• Record set:

*****

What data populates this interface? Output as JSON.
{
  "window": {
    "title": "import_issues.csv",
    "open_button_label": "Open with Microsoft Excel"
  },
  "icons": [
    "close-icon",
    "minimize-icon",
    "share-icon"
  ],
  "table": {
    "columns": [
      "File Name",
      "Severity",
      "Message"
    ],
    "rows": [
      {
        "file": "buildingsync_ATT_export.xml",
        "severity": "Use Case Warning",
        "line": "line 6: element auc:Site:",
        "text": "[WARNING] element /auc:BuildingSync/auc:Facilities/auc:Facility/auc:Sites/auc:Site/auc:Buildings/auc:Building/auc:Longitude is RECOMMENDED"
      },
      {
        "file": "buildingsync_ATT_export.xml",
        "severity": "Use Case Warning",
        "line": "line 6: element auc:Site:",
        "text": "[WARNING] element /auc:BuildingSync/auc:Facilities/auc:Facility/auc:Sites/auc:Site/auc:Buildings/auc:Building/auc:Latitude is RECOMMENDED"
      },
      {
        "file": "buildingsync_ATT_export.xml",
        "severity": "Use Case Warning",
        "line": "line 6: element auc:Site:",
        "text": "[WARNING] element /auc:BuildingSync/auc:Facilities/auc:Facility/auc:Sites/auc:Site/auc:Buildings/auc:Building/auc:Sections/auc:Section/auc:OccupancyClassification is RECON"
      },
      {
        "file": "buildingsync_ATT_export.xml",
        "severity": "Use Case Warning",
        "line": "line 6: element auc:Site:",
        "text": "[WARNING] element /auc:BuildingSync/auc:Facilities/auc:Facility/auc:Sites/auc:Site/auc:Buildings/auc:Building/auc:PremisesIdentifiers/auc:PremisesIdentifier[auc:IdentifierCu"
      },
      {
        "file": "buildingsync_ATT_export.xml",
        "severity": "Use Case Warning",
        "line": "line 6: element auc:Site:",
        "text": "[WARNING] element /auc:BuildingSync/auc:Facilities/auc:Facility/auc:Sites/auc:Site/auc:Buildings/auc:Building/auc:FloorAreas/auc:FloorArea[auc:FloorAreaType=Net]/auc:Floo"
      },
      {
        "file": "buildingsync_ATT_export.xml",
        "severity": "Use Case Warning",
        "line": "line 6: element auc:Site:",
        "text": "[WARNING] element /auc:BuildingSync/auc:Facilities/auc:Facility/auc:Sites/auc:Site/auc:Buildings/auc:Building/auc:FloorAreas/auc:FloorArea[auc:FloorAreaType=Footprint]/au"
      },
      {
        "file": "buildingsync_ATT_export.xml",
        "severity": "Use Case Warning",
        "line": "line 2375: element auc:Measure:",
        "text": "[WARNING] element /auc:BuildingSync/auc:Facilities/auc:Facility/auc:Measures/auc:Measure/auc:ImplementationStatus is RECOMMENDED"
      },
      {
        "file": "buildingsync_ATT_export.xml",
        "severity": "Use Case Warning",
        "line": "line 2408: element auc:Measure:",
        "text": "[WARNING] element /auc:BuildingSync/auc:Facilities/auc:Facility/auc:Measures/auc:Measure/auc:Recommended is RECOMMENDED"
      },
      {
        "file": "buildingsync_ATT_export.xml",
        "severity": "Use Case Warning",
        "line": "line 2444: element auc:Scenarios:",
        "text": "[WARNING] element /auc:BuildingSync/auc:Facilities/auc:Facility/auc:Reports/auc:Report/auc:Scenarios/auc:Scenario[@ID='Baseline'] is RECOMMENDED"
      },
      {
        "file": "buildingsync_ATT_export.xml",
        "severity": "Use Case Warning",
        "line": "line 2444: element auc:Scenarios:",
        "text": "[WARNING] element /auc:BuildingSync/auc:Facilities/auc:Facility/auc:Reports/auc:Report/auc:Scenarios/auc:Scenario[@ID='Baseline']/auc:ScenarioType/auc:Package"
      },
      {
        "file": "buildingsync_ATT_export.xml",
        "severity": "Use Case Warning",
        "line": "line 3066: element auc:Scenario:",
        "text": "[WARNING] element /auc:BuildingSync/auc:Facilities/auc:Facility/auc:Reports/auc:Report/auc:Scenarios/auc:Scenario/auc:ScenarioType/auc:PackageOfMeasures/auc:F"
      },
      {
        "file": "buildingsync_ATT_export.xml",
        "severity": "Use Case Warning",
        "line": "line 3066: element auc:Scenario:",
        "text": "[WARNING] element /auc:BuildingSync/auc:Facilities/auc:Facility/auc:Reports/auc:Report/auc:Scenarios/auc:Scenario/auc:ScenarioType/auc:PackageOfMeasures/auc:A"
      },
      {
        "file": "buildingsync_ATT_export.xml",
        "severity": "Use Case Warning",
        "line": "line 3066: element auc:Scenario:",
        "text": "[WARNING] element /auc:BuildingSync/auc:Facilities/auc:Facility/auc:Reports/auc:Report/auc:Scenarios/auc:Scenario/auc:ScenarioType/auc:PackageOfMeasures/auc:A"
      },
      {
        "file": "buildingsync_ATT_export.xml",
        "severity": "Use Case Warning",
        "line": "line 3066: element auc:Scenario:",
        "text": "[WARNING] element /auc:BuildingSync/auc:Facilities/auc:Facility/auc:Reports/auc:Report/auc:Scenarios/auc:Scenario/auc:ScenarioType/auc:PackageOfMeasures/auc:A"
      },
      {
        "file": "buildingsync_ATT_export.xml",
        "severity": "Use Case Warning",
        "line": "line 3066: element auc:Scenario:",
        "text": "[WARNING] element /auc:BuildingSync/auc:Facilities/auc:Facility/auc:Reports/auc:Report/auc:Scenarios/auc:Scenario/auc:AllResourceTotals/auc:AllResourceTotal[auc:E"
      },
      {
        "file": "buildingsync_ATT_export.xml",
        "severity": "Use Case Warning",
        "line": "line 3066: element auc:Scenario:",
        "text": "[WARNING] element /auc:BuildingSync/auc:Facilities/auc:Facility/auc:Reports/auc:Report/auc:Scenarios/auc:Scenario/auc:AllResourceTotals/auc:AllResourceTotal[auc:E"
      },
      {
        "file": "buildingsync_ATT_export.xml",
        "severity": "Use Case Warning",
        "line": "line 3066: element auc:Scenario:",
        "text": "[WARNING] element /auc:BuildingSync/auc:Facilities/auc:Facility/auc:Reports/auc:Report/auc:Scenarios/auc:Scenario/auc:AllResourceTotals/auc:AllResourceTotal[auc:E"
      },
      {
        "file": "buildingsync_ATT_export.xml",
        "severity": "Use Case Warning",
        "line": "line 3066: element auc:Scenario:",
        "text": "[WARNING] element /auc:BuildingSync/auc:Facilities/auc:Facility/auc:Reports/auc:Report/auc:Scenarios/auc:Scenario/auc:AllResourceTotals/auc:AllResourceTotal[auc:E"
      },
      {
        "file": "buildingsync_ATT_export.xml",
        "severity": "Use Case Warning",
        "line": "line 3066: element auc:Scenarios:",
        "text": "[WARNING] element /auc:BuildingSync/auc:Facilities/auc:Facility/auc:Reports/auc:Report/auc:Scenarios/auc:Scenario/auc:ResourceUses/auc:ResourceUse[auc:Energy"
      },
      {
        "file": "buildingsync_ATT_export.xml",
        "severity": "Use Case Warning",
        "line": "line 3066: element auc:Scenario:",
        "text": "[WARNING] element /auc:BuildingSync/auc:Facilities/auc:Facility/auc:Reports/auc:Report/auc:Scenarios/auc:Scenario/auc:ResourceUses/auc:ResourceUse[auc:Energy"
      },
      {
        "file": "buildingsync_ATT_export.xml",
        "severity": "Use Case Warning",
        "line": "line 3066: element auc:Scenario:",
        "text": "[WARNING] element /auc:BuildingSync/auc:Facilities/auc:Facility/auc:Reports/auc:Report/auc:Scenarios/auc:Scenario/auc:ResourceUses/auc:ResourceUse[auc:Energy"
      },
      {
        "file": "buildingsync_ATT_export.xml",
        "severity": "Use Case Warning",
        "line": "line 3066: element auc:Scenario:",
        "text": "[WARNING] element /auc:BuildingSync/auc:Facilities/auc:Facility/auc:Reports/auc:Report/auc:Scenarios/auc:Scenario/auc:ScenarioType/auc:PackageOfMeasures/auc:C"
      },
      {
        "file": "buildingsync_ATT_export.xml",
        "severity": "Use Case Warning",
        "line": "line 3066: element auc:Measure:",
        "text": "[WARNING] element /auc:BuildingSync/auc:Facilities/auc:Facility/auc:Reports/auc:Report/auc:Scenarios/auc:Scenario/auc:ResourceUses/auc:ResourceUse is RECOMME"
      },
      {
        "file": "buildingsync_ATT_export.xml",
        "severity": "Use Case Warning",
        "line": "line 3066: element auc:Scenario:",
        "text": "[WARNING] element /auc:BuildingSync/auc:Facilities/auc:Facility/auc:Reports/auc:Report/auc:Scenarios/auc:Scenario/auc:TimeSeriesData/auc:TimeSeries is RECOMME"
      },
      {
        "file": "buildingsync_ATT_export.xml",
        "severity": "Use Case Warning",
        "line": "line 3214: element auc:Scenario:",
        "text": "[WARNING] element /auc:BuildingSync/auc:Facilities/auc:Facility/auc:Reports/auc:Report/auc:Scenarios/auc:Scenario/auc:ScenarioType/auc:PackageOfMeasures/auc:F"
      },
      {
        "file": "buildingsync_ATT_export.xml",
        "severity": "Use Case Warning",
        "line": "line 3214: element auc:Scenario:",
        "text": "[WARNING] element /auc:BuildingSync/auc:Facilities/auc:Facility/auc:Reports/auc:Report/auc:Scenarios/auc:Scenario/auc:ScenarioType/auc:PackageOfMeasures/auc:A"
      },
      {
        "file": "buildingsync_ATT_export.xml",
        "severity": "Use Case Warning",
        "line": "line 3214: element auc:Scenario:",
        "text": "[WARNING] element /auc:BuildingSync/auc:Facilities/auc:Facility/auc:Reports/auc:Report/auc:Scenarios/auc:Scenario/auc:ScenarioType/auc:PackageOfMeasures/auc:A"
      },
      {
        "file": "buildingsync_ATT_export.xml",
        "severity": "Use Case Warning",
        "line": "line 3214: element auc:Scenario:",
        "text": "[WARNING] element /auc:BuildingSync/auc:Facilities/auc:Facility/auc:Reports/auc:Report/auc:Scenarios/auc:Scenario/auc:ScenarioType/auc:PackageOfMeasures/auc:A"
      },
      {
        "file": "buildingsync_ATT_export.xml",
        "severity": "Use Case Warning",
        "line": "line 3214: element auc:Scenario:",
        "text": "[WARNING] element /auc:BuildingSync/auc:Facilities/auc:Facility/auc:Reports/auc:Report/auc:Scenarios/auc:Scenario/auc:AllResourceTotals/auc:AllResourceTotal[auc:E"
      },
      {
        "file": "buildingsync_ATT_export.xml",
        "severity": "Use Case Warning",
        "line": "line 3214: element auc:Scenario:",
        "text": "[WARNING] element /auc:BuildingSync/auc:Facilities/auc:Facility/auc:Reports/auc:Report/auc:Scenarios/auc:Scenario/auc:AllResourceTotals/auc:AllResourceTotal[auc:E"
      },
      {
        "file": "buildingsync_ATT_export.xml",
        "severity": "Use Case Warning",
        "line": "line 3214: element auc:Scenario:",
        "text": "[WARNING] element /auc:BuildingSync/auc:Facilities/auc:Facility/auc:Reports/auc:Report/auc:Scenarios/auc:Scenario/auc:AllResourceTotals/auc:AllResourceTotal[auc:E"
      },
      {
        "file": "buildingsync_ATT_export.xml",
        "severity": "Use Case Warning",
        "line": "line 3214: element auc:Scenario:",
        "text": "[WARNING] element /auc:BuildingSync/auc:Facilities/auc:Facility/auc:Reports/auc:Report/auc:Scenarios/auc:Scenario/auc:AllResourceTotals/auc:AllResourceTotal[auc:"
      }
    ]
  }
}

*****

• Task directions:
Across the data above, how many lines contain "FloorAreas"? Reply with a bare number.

• Output below:
2